In the Arsenal building in New York City's Central Park, where he has an office, Franklin D. Vagnone keeps a pie chart. The chart, with five segments, is called the "Evaluation Matrix," and it is the culmination of years of Vagnone's theorizing about what makes an effective historic home.
Each section of the "Evaluation Matrix" has headings.
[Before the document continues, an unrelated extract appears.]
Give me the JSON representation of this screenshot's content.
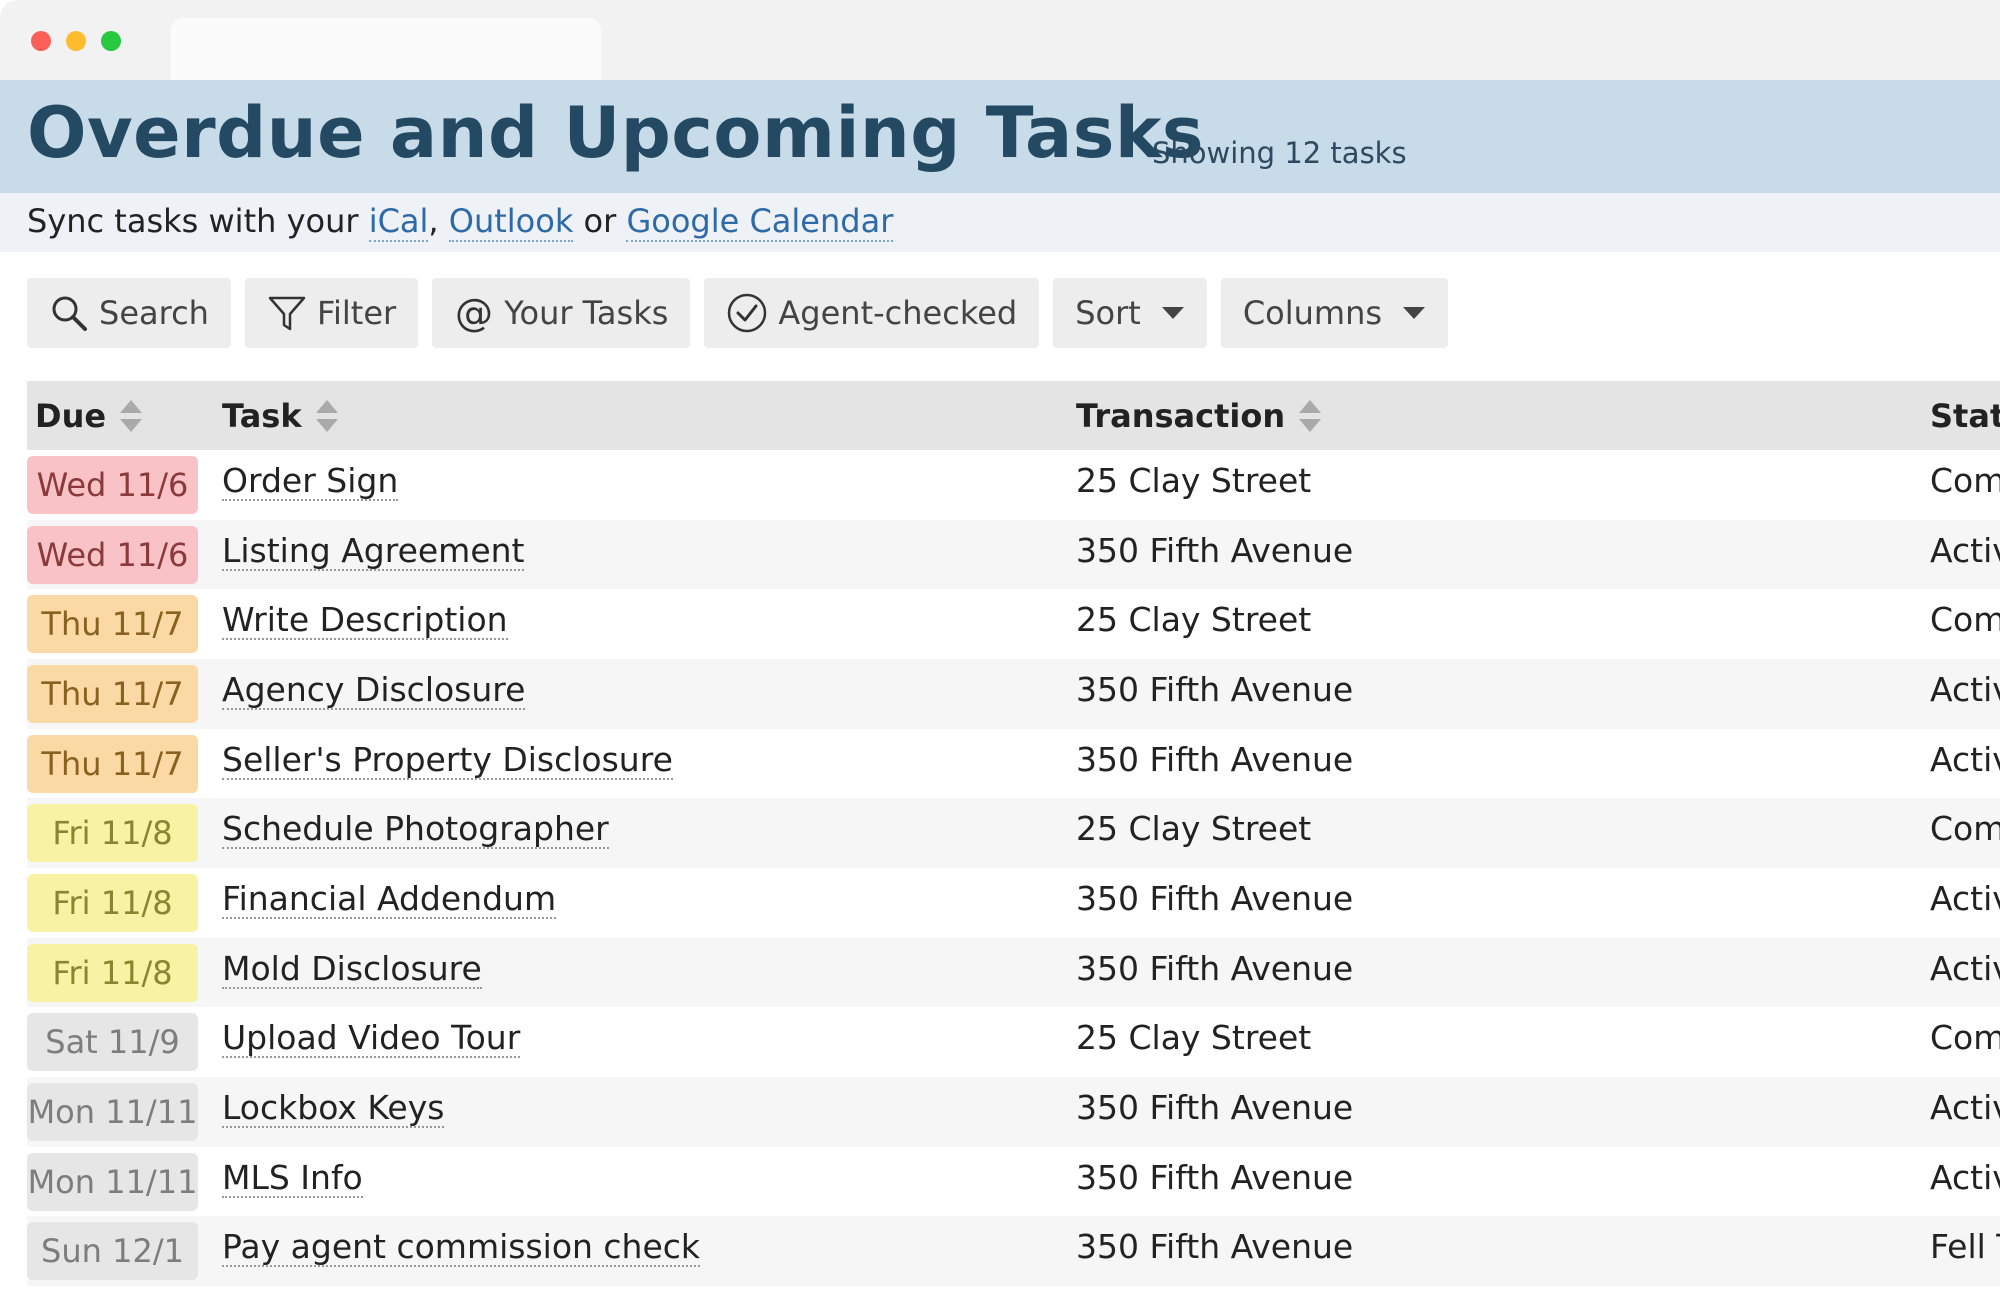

That's where the businesslike organization ends and Vagnone's trademark quirkiness and plainspeak take over: subheads include "Transcend the Object," "Dig Deeper," "Learn by Doing," Avoid the Narcissism of Details," and "Keep it Real." The chart even suggests that historic houses employ N.U.D.E. tour guides—guides that are Non-linear, Unorthodox, Dactylic, and Experimental.